This fly fishing thing is always a learning deal. Years ago, like maybe a dozen or so I went steelhead fishing on the Salmon River in N.Y. state. I have never fished there or anywhere for steelhead. So for months I tried to get some info that would make my hopes for success come through. On one forum an angler with years of fishing the Salmon under his belt told me to "fish the seams", those little soft spots in the currents that fish will find to help them maintain a position without to much effort. I have used this method since and it has improved my catch rate on small streams.
Monday the "fish the seams" method worked very well. The sakasa kebari moved ever so seductively through the seam and sure enough a brookie ate it.
I fished that sakasa kebari the whole time and when I hit the seam just right it was a home run.

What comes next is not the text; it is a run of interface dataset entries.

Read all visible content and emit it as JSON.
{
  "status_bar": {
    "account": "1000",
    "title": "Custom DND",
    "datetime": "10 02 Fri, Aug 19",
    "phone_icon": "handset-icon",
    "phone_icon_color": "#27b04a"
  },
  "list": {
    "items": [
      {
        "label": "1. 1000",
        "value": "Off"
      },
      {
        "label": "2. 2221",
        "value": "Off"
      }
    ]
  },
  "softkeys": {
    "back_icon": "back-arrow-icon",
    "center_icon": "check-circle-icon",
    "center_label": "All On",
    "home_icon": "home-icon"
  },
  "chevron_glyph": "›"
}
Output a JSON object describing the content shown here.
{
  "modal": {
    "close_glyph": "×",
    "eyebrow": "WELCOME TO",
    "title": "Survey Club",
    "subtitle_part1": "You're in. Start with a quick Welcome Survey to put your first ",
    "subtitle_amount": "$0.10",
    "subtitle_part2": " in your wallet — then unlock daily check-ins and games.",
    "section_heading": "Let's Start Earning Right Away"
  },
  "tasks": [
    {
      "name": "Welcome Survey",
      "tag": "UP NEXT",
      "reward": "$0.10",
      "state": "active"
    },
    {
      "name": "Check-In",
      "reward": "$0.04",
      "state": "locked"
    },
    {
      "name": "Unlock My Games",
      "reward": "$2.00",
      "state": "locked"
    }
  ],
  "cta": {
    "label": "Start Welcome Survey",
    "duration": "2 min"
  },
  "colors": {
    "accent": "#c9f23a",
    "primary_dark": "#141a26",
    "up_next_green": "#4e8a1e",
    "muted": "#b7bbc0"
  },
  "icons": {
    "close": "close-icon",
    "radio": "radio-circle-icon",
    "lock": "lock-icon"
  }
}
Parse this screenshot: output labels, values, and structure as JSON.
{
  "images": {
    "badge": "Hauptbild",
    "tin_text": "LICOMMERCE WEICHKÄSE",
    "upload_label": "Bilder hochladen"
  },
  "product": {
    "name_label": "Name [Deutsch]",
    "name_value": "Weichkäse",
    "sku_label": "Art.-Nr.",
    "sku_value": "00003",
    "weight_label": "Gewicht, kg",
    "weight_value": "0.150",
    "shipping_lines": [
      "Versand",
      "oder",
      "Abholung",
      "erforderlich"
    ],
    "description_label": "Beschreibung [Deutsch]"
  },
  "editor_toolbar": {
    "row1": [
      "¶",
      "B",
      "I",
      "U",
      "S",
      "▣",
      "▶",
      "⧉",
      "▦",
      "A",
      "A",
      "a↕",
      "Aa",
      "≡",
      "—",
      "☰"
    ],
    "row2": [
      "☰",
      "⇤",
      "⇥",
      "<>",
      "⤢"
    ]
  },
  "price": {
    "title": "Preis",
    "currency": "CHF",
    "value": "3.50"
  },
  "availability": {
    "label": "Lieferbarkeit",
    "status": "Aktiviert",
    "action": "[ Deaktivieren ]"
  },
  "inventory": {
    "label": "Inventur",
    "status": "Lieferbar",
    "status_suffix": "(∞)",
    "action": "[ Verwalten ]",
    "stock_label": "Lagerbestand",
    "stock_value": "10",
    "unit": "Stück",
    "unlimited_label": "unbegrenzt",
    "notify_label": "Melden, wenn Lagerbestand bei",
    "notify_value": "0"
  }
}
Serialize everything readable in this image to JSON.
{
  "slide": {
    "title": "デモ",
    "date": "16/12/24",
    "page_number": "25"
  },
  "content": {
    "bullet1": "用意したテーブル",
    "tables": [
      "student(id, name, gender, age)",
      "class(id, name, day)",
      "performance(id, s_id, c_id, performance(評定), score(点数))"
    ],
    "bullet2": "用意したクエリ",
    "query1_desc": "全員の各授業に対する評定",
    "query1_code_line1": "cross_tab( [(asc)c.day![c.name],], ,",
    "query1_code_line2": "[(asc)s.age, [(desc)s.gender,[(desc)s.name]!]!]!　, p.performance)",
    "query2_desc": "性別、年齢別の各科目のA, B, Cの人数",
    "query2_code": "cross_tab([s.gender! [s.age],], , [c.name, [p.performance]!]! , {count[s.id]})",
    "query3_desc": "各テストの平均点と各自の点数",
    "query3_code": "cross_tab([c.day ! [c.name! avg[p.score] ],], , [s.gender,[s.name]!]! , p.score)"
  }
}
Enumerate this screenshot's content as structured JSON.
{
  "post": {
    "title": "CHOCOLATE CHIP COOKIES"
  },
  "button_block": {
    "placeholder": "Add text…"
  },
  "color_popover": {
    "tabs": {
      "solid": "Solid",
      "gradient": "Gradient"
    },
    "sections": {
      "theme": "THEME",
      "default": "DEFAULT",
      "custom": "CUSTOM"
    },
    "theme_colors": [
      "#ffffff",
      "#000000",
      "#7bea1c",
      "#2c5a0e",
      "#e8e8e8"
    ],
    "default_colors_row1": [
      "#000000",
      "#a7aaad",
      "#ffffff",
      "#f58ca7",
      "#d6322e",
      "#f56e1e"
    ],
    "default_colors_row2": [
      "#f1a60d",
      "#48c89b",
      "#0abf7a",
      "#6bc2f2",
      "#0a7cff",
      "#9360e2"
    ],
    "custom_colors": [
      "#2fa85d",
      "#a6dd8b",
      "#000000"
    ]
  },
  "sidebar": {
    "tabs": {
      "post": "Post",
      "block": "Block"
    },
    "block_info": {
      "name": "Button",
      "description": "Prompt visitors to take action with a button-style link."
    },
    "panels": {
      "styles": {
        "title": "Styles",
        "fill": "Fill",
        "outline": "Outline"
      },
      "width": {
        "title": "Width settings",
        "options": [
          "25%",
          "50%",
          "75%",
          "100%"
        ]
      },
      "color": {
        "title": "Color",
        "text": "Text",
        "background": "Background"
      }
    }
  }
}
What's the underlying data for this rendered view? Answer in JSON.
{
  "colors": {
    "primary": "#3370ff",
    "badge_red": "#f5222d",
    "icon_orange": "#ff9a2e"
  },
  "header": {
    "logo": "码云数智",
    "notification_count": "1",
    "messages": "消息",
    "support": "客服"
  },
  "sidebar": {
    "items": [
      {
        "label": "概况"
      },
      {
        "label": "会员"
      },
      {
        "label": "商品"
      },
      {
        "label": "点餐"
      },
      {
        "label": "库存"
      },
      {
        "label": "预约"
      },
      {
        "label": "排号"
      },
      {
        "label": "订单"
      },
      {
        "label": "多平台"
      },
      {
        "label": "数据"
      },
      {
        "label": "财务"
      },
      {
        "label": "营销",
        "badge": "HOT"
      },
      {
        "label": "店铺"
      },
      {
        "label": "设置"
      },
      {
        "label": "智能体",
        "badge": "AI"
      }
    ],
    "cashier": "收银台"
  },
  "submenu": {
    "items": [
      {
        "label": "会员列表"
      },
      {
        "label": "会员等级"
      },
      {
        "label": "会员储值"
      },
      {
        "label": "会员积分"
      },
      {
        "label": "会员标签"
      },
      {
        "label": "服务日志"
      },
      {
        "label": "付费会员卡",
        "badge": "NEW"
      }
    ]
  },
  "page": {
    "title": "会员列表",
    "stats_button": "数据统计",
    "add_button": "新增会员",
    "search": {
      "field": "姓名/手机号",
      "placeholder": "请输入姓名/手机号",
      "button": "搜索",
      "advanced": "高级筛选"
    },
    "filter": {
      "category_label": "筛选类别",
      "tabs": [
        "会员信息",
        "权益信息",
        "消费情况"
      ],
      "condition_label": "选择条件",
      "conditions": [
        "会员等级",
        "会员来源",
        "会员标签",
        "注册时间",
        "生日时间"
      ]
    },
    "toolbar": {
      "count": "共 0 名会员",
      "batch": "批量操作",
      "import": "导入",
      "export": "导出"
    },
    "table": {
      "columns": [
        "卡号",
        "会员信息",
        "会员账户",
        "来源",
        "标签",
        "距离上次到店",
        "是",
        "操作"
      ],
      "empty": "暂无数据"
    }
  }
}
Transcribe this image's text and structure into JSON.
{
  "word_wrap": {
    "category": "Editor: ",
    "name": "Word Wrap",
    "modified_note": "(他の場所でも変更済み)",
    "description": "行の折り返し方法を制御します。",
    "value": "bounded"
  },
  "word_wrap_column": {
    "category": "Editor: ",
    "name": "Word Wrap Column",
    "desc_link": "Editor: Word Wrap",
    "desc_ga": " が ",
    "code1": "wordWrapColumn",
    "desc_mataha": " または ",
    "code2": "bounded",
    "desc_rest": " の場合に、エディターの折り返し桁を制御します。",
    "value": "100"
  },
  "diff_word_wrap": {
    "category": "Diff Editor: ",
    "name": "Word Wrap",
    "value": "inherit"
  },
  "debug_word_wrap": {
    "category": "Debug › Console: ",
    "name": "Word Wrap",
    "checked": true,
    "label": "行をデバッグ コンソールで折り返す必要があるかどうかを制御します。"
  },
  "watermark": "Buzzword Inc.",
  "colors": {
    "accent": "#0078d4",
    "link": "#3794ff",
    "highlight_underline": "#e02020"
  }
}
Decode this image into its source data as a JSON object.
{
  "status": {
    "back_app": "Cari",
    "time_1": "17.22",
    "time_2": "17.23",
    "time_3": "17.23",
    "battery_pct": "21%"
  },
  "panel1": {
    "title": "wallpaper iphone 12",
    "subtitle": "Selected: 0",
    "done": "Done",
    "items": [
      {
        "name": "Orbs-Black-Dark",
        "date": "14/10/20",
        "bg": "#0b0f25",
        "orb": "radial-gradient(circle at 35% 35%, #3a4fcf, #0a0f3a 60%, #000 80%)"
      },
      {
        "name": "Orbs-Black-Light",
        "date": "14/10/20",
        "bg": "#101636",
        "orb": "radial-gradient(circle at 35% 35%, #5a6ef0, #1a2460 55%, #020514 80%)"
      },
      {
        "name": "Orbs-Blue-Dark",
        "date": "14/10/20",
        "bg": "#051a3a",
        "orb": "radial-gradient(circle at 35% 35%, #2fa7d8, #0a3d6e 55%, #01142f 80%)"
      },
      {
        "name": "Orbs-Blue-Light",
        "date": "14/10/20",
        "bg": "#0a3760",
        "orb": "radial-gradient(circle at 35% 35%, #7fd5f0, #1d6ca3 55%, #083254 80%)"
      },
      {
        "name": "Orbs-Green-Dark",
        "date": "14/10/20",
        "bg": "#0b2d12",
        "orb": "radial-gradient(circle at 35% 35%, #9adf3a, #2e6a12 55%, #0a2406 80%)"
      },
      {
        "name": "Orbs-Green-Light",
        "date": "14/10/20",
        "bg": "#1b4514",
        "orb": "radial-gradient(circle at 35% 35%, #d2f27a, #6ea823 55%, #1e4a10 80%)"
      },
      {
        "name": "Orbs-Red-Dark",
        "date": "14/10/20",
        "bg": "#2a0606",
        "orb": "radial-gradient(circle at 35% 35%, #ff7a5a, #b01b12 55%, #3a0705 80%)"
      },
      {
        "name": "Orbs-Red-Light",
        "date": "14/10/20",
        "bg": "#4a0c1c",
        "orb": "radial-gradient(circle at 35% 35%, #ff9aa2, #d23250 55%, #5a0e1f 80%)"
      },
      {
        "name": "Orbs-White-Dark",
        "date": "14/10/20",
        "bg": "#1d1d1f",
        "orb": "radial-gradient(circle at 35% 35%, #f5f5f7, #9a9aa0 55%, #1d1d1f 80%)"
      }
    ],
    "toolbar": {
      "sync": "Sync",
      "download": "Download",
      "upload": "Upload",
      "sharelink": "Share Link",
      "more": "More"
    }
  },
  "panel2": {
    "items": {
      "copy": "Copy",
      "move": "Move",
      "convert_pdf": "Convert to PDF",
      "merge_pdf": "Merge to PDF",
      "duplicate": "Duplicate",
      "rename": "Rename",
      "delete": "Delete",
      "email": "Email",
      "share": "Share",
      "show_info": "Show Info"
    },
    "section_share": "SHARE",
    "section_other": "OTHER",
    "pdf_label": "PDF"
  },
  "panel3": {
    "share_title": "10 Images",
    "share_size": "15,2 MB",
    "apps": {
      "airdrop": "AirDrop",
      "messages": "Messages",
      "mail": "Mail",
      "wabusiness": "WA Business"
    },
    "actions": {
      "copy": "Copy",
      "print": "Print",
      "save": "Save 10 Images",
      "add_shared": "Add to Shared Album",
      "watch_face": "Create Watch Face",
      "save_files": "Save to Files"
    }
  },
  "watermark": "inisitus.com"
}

My best fish of the day. A beautiful strong buck. This guy even went airborne.
A "workhorse" and veteran of a beautiful December day in Brook Trout Forest.
It has been a great year at Small Stream Reflections. There have been so many viewers and commenters. All of this plus some wonderful photos and musings have made my life so very wonderful.
To show my appreciation to you I would like to offer up a few presents. All you need to do is just comment on this post. Your names will be put into a bowl and Jeanette will select the winners. The drawing will take place on Friday morning and the winners will be announced on the blog right after.
A Rangeley Streamer...
Flies with fly box. The flies include some very productive soft-hackles as well as "Salars Nemesis"
Two 2019 calendars. 12 beautiful photos which I'm sure you'll enjoy.
Again I want to say thanks to a great year. And it's greatness is because of you.
The day before Thanksgiving we spent the morning and afternoon at the Military Entrance Processing Station in Chicopee MA. This is where my grand-daughter Morgan took the sworn oath and was enlisted in the U.S. Army. Of all the accomplishments that Morgan has achieved I believe this is the one Jeanette and I are most proud of. Morgan a National Honor Society student is in her senior year of high school. A young lady that has her plate full and looks to add to it. A very unselfish and caring person chose to serve her country before continuing her career in this great land.
Morgan will graduate high school in June and take up Army life at Ft. Jackson S.C.
Jeanette and I with Morgan. I cannot express the immense feeling of pride we felt. I still well up with emotion when I look at this photo.